The aim is to identify arable and pastoral farming activities that can coexist with solar power plants without having to significantly modify the layout of the plant, thereby containing costs and maintain competitiveness.
The experimental projects include various tests in parallel on different types of solar plants, both on greenfield sites – previously not used for agricultural production – and sites of decommissioned power plants that are being repurposed. It is expected that these experiments will produce a huge amount of data that will be compiled in an Atlas to support future decisions, enabling new plants to select the best farming solutions and related business models based on the solar technology, the local climate and the analyses of the social, economic and environmental context.
In the initial planning phase, nine demonstration sites in Europe were launched simultaneously (two in Greece, five in Spain, two in Italy).

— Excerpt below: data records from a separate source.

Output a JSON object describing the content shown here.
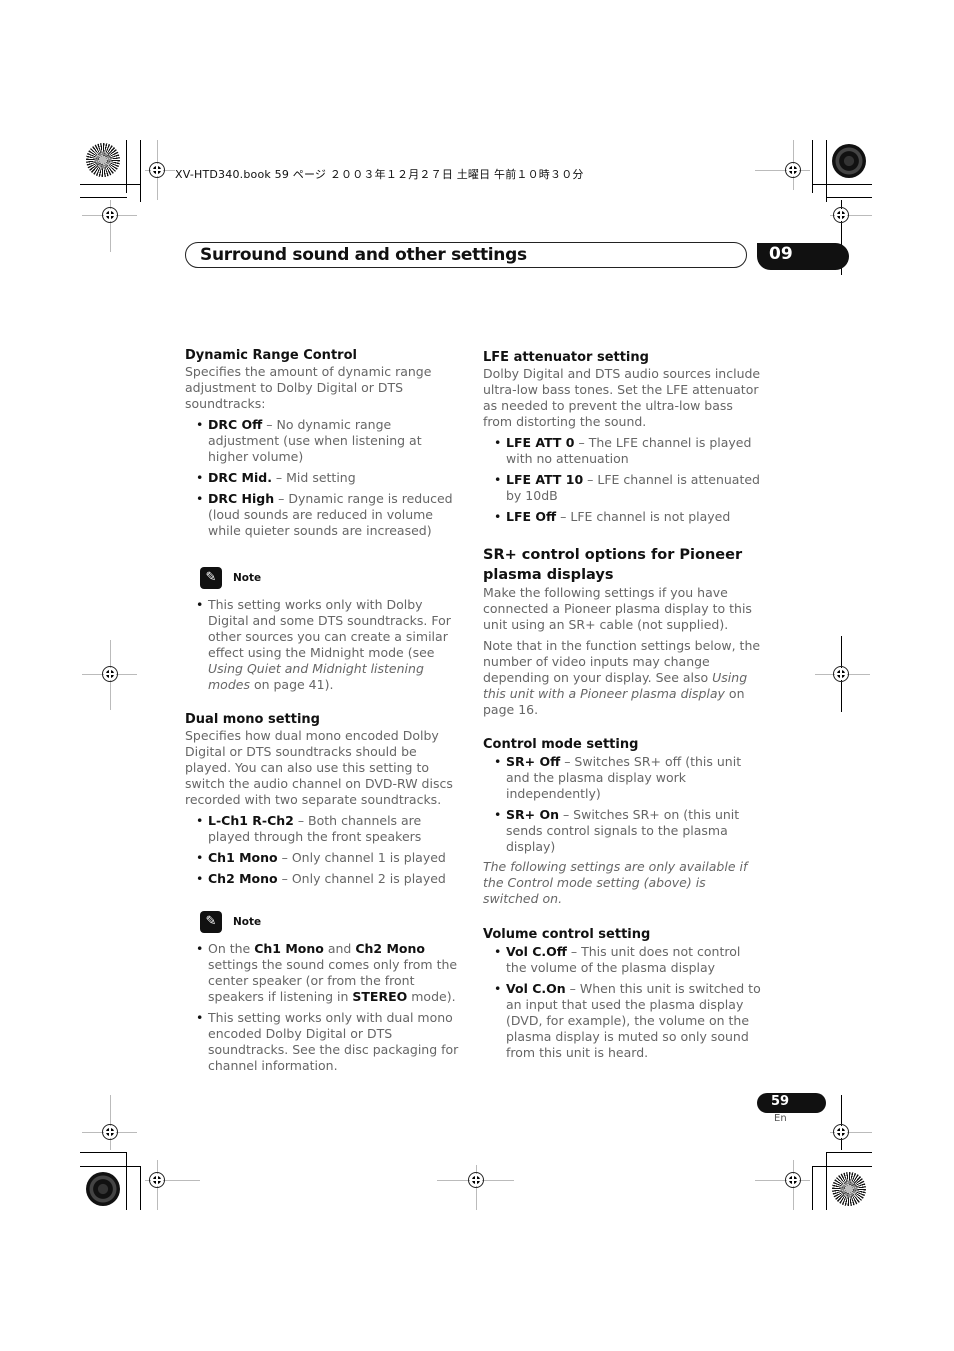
{
  "print_header": "XV-HTD340.book  59 ページ  ２００３年１２月２７日  土曜日  午前１０時３０分",
  "chapter": {
    "title": "Surround sound and other settings",
    "number": "09"
  },
  "left_column": {
    "dynamic_range": {
      "heading": "Dynamic Range Control",
      "intro": "Specifies the amount of dynamic range adjustment to Dolby Digital or DTS soundtracks:",
      "items": [
        {
          "term": "DRC Off",
          "desc": " – No dynamic range adjustment (use when listening at higher volume)"
        },
        {
          "term": "DRC Mid.",
          "desc": " – Mid setting"
        },
        {
          "term": "DRC High",
          "desc": " – Dynamic range is reduced (loud sounds are reduced in volume while quieter sounds are increased)"
        }
      ]
    },
    "note1": {
      "label": "Note",
      "text_pre": "This setting works only with Dolby Digital and some DTS soundtracks. For other sources you can create a similar effect using the Midnight mode (see ",
      "text_italic": "Using Quiet and Midnight listening modes",
      "text_post": " on page 41)."
    },
    "dual_mono": {
      "heading": "Dual mono setting",
      "intro": "Specifies how dual mono encoded Dolby Digital or DTS soundtracks should be played. You can also use this setting to switch the audio channel on DVD-RW discs recorded with two separate soundtracks.",
      "items": [
        {
          "term": "L-Ch1 R-Ch2",
          "desc": " – Both channels are played through the front speakers"
        },
        {
          "term": "Ch1 Mono",
          "desc": " – Only channel 1 is played"
        },
        {
          "term": "Ch2 Mono",
          "desc": " – Only channel 2 is played"
        }
      ]
    },
    "note2": {
      "label": "Note",
      "b1_a": "On the ",
      "b1_b": "Ch1 Mono",
      "b1_c": " and ",
      "b1_d": "Ch2 Mono",
      "b1_e": " settings the sound comes only from the center speaker (or from the front speakers if listening in ",
      "b1_f": "STEREO",
      "b1_g": " mode).",
      "b2": "This setting works only with dual mono encoded Dolby Digital or DTS soundtracks. See the disc packaging for channel information."
    }
  },
  "right_column": {
    "lfe": {
      "heading": "LFE attenuator setting",
      "intro": "Dolby Digital and DTS audio sources include ultra-low bass tones. Set the LFE attenuator as needed to prevent the ultra-low bass from distorting the sound.",
      "items": [
        {
          "term": "LFE ATT 0",
          "desc": " – The LFE channel is played with no attenuation"
        },
        {
          "term": "LFE ATT 10",
          "desc": " – LFE channel is attenuated by 10dB"
        },
        {
          "term": "LFE Off",
          "desc": " – LFE channel is not played"
        }
      ]
    },
    "sr": {
      "heading": "SR+ control options for Pioneer plasma displays",
      "p1": "Make the following settings if you have connected a Pioneer plasma display to this unit using an SR+ cable (not supplied).",
      "p2_pre": "Note that in the function settings below, the number of video inputs may change depending on your display. See also ",
      "p2_italic": "Using this unit with a Pioneer plasma display",
      "p2_post": " on page 16."
    },
    "control_mode": {
      "heading": "Control mode setting",
      "items": [
        {
          "term": "SR+ Off",
          "desc": " – Switches SR+ off (this unit and the plasma display work independently)"
        },
        {
          "term": "SR+ On",
          "desc": " – Switches SR+ on (this unit sends control signals to the plasma display)"
        }
      ],
      "italic_note": "The following settings are only available if the Control mode setting (above) is switched on."
    },
    "volume": {
      "heading": "Volume control setting",
      "items": [
        {
          "term": "Vol C.Off",
          "desc": " – This unit does not control the volume of the plasma display"
        },
        {
          "term": "Vol C.On",
          "desc": " – When this unit is switched to an input that used the plasma display (DVD, for example), the volume on the plasma display is muted so only sound from this unit is heard."
        }
      ]
    }
  },
  "footer": {
    "page_number": "59",
    "language": "En"
  },
  "icons": {
    "note_icon": "pencil-icon"
  }
}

At the Pezouliotika photovoltaic plant in Greece, the cultivation of aromatic herbs, flowers and mixes of plants capable of attracting pollinating species will be tested, and nests will be installed to improve the habitat of some bird species. Meanwhile in Kourtesi, growing medicinal herbs for the preparation of animal feeds will be experimented with, within a circular economy framework. The option of integrating chicken rearing activities within the solar plant is also being studied.
In Spain, at the Totana, Valdecaballeros and Las Corchas photovoltaic plants, different species are being tested. In particular, specific species of herbs and legumes that can improve the habitat for birds were sown at the site in Totana.
In Italy, at the Bastardo thermoelectric plant currently being decommissioned, different species of herbs and forage crops, cucurbits and combinations of plants that attract pollinators will be tested. At the Montalto di Castro thermoelectric plant, also being decommissioned, the experiments will focus on mint, legumes, asparagus and saffron.